Each individual record was assigned a patient weight (called an inflation factor), which was used to predict the total number of office visits made in the United States. All estimates were subject to sampling variability.

Rural America

Of the 298,896 (unweighted) visits by adults that met study inclusion criteria, 3986 (unweighted) visits included depression screening. This translates into approximately 105 million visits in which depression screening was reported between 2005 and 2015 at the national level, which represents 1.4% of the visits by adults without a depression diagnosis during this entire period (95% confidence interval [CI], 1.19% - 1.56%). The lowest rate was seen in 2008 (.65%; 95% CI, .35 - .95), and the highest in 2015 (3%; 95% CI, 1.93 - 4.07).

Approximately 66% of the adults in the overall sample were aged 18 to 64 years, 60% were women, 73% were white, 89% resided in metropolitan areas, and 39% resided in the southern United States. Multivariable findings showed differences between subgroups across these factors and were consistent. Univariate analyses showed that sex, physician specialty, metropolitan location, geographical region, and time spent with physician were significantly associated with receipt of depression screening. The multivariable logistic regression analyses showed an increased likelihood of depression screening each year (odds ratio [OR] = 1.12; 95% CI, 1.06 - 1.18; P < .001).

When the researchers performed a piecewise regression analysis, they found a statistically significant interaction (P < .001) between year and change in depression screening rate, with a significant increase of screening rates after 2009. Additional piecewise regression analysis revealed that there was less likelihood of depression screening during the pre-recommendation period (OR, .78; 95% CI, .65 - .91; P =.002).

By contrast, during the immediate and late postrecommendation periods, the odds of depression screening were higher (OR, 1.46; 95% CI, 1.07 - 1.98; P = .016; and OR, 1.34; 95% CI, 1.21 - 1.49, P = 001, respectively), with screening rates of roughly 3% in 2015.

The researchers observe that their findings of regional disparities in screening "may be explained by the greater number of rural communities and lower numbers of large metropolitan areas in the western United States, compared with the rest of the country." They suggest that screening "may need to be promoted in rural America to address these regional disparities."

"It is difficult to comment on the reason for higher depression screening in 2015," said Bhattacharjee. He suggested several possibilities, including more awareness of depression screening among health care providers and the Affordable Care Act of 2010, which "made these preventive services free of cost to the patients."

Falling Short

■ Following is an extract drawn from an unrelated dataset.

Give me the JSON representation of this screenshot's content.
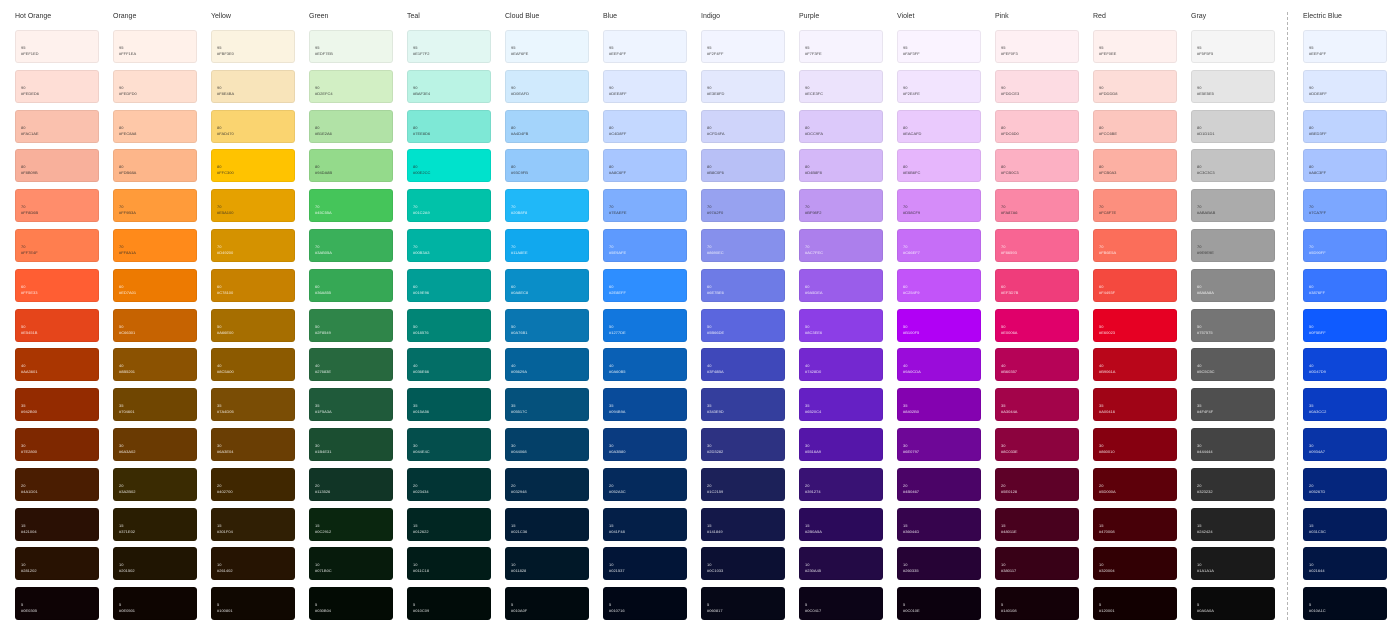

Commenting on the findings for Medscape Medical News, Mark Olfson, MD, MPH, professor of psychiatry and epidemiology, Columbia University, New York City, who was not involved with the study, said that the "new findings confirm that community practice falls far short of the USPSTF recommendations for depression screening, which remains uncommon in medical practice."

He noted that, "despite the availability of safe and effective treatments, most adults with depression are not diagnosed or treated, and until depression screening becomes the norm in primary care, this is unlikely to change." However, "hopefully, the availability of brief screens such as the PHQ-2 [Patient Health Questionnaire–2] and applications that permit patients to complete screens prior to their visit will extend the reach of depression screening in primary care," he added.

Bhattacharjee suggested that the 2016 USPSTF depression screening recommendation "can even help further to increase the depression screening rate."

Psych Serv. Published online July 9, 2018.

This article was originally published in Medscape on July 13, 2018.